*** Opening of Exercise materials ***

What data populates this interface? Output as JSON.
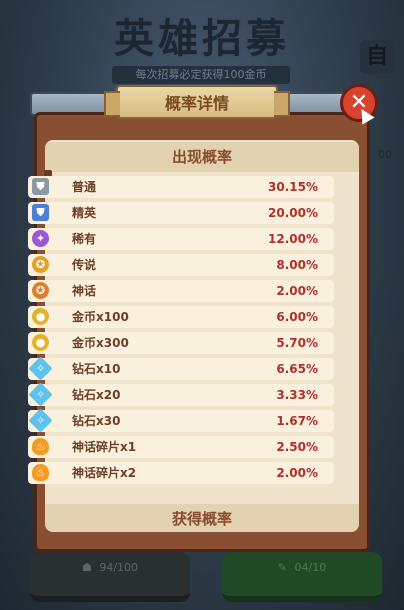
{
  "background": {
    "title": "英雄招募",
    "subtitle": "每次招募必定获得100金币",
    "side_tab": "自",
    "side_value": "00",
    "left_button": "94/100",
    "right_button": "04/10"
  },
  "modal": {
    "title": "概率详情",
    "section_appearance": "出现概率",
    "section_obtain": "获得概率",
    "rows": [
      {
        "icon": "shield-gray-icon",
        "glyph": "⛊",
        "cls": "ordinary",
        "name": "普通",
        "value": "30.15%"
      },
      {
        "icon": "shield-blue-icon",
        "glyph": "⛊",
        "cls": "elite",
        "name": "精英",
        "value": "20.00%"
      },
      {
        "icon": "gem-purple-icon",
        "glyph": "✦",
        "cls": "rare",
        "name": "稀有",
        "value": "12.00%"
      },
      {
        "icon": "medal-gold-icon",
        "glyph": "✪",
        "cls": "legend",
        "name": "传说",
        "value": "8.00%"
      },
      {
        "icon": "medal-orange-icon",
        "glyph": "✪",
        "cls": "myth",
        "name": "神话",
        "value": "2.00%"
      },
      {
        "icon": "coin-icon",
        "glyph": "●",
        "cls": "coin",
        "name": "金币x100",
        "value": "6.00%"
      },
      {
        "icon": "coin-icon",
        "glyph": "●",
        "cls": "coin",
        "name": "金币x300",
        "value": "5.70%"
      },
      {
        "icon": "diamond-icon",
        "glyph": "✧",
        "cls": "diamond",
        "name": "钻石x10",
        "value": "6.65%"
      },
      {
        "icon": "diamond-icon",
        "glyph": "✧",
        "cls": "diamond",
        "name": "钻石x20",
        "value": "3.33%"
      },
      {
        "icon": "diamond-icon",
        "glyph": "✧",
        "cls": "diamond",
        "name": "钻石x30",
        "value": "1.67%"
      },
      {
        "icon": "flame-fragment-icon",
        "glyph": "♨",
        "cls": "frag",
        "name": "神话碎片x1",
        "value": "2.50%"
      },
      {
        "icon": "flame-fragment-icon",
        "glyph": "♨",
        "cls": "frag",
        "name": "神话碎片x2",
        "value": "2.00%"
      }
    ]
  },
  "close_label": "✕"
}
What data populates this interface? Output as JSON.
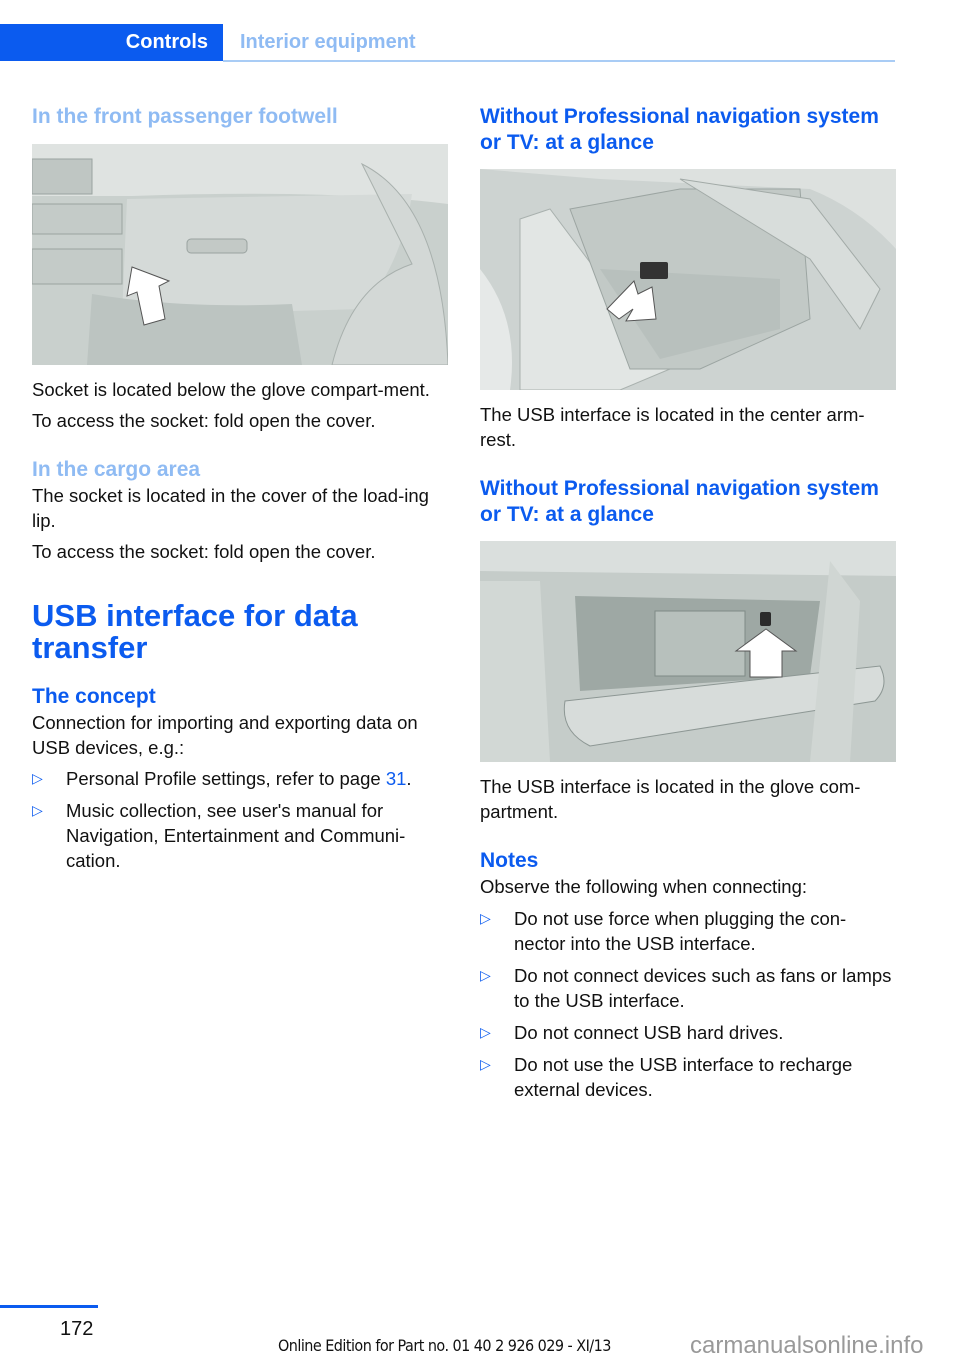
{
  "header": {
    "section": "Controls",
    "subsection": "Interior equipment"
  },
  "left": {
    "footwell_heading": "In the front passenger footwell",
    "footwell_figure": "glove-compartment-footwell-illustration",
    "footwell_p1": "Socket is located below the glove compart-ment.",
    "footwell_p2": "To access the socket: fold open the cover.",
    "cargo_heading": "In the cargo area",
    "cargo_p1": "The socket is located in the cover of the load-ing lip.",
    "cargo_p2": "To access the socket: fold open the cover.",
    "usb_heading": "USB interface for data transfer",
    "concept_heading": "The concept",
    "concept_p": "Connection for importing and exporting data on USB devices, e.g.:",
    "bullets": [
      {
        "text": "Personal Profile settings, refer to page ",
        "link": "31",
        "after": "."
      },
      {
        "text": "Music collection, see user's manual for Navigation, Entertainment and Communi-cation.",
        "link": "",
        "after": ""
      }
    ]
  },
  "right": {
    "heading1": "Without Professional navigation system or TV: at a glance",
    "figure1": "center-armrest-usb-illustration",
    "p1": "The USB interface is located in the center arm-rest.",
    "heading2": "Without Professional navigation system or TV: at a glance",
    "figure2": "glove-compartment-usb-illustration",
    "p2": "The USB interface is located in the glove com-partment.",
    "notes_heading": "Notes",
    "notes_p": "Observe the following when connecting:",
    "notes": [
      "Do not use force when plugging the con-nector into the USB interface.",
      "Do not connect devices such as fans or lamps to the USB interface.",
      "Do not connect USB hard drives.",
      "Do not use the USB interface to recharge external devices."
    ]
  },
  "footer": {
    "page_number": "172",
    "edition": "Online Edition for Part no. 01 40 2 926 029 - XI/13",
    "watermark": "carmanualsonline.info"
  },
  "icons": {
    "bullet": "▷"
  }
}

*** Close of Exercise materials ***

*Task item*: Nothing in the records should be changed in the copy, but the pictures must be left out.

*Written reply*:
What data populates this interface? Output as JSON.
{
  "background": {
    "title": "英雄招募",
    "subtitle": "每次招募必定获得100金币",
    "side_tab": "自",
    "side_value": "00",
    "left_button": "94/100",
    "right_button": "04/10"
  },
  "modal": {
    "title": "概率详情",
    "section_appearance": "出现概率",
    "section_obtain": "获得概率",
    "rows": [
      {
        "icon": "shield-gray-icon",
        "glyph": "⛊",
        "cls": "ordinary",
        "name": "普通",
        "value": "30.15%"
      },
      {
        "icon": "shield-blue-icon",
        "glyph": "⛊",
        "cls": "elite",
        "name": "精英",
        "value": "20.00%"
      },
      {
        "icon": "gem-purple-icon",
        "glyph": "✦",
        "cls": "rare",
        "name": "稀有",
        "value": "12.00%"
      },
      {
        "icon": "medal-gold-icon",
        "glyph": "✪",
        "cls": "legend",
        "name": "传说",
        "value": "8.00%"
      },
      {
        "icon": "medal-orange-icon",
        "glyph": "✪",
        "cls": "myth",
        "name": "神话",
        "value": "2.00%"
      },
      {
        "icon": "coin-icon",
        "glyph": "●",
        "cls": "coin",
        "name": "金币x100",
        "value": "6.00%"
      },
      {
        "icon": "coin-icon",
        "glyph": "●",
        "cls": "coin",
        "name": "金币x300",
        "value": "5.70%"
      },
      {
        "icon": "diamond-icon",
        "glyph": "✧",
        "cls": "diamond",
        "name": "钻石x10",
        "value": "6.65%"
      },
      {
        "icon": "diamond-icon",
        "glyph": "✧",
        "cls": "diamond",
        "name": "钻石x20",
        "value": "3.33%"
      },
      {
        "icon": "diamond-icon",
        "glyph": "✧",
        "cls": "diamond",
        "name": "钻石x30",
        "value": "1.67%"
      },
      {
        "icon": "flame-fragment-icon",
        "glyph": "♨",
        "cls": "frag",
        "name": "神话碎片x1",
        "value": "2.50%"
      },
      {
        "icon": "flame-fragment-icon",
        "glyph": "♨",
        "cls": "frag",
        "name": "神话碎片x2",
        "value": "2.00%"
      }
    ]
  },
  "close_label": "✕"
}
What data populates this interface? Output as JSON.
{
  "header": {
    "section": "Controls",
    "subsection": "Interior equipment"
  },
  "left": {
    "footwell_heading": "In the front passenger footwell",
    "footwell_figure": "glove-compartment-footwell-illustration",
    "footwell_p1": "Socket is located below the glove compart-ment.",
    "footwell_p2": "To access the socket: fold open the cover.",
    "cargo_heading": "In the cargo area",
    "cargo_p1": "The socket is located in the cover of the load-ing lip.",
    "cargo_p2": "To access the socket: fold open the cover.",
    "usb_heading": "USB interface for data transfer",
    "concept_heading": "The concept",
    "concept_p": "Connection for importing and exporting data on USB devices, e.g.:",
    "bullets": [
      {
        "text": "Personal Profile settings, refer to page ",
        "link": "31",
        "after": "."
      },
      {
        "text": "Music collection, see user's manual for Navigation, Entertainment and Communi-cation.",
        "link": "",
        "after": ""
      }
    ]
  },
  "right": {
    "heading1": "Without Professional navigation system or TV: at a glance",
    "figure1": "center-armrest-usb-illustration",
    "p1": "The USB interface is located in the center arm-rest.",
    "heading2": "Without Professional navigation system or TV: at a glance",
    "figure2": "glove-compartment-usb-illustration",
    "p2": "The USB interface is located in the glove com-partment.",
    "notes_heading": "Notes",
    "notes_p": "Observe the following when connecting:",
    "notes": [
      "Do not use force when plugging the con-nector into the USB interface.",
      "Do not connect devices such as fans or lamps to the USB interface.",
      "Do not connect USB hard drives.",
      "Do not use the USB interface to recharge external devices."
    ]
  },
  "footer": {
    "page_number": "172",
    "edition": "Online Edition for Part no. 01 40 2 926 029 - XI/13",
    "watermark": "carmanualsonline.info"
  },
  "icons": {
    "bullet": "▷"
  }
}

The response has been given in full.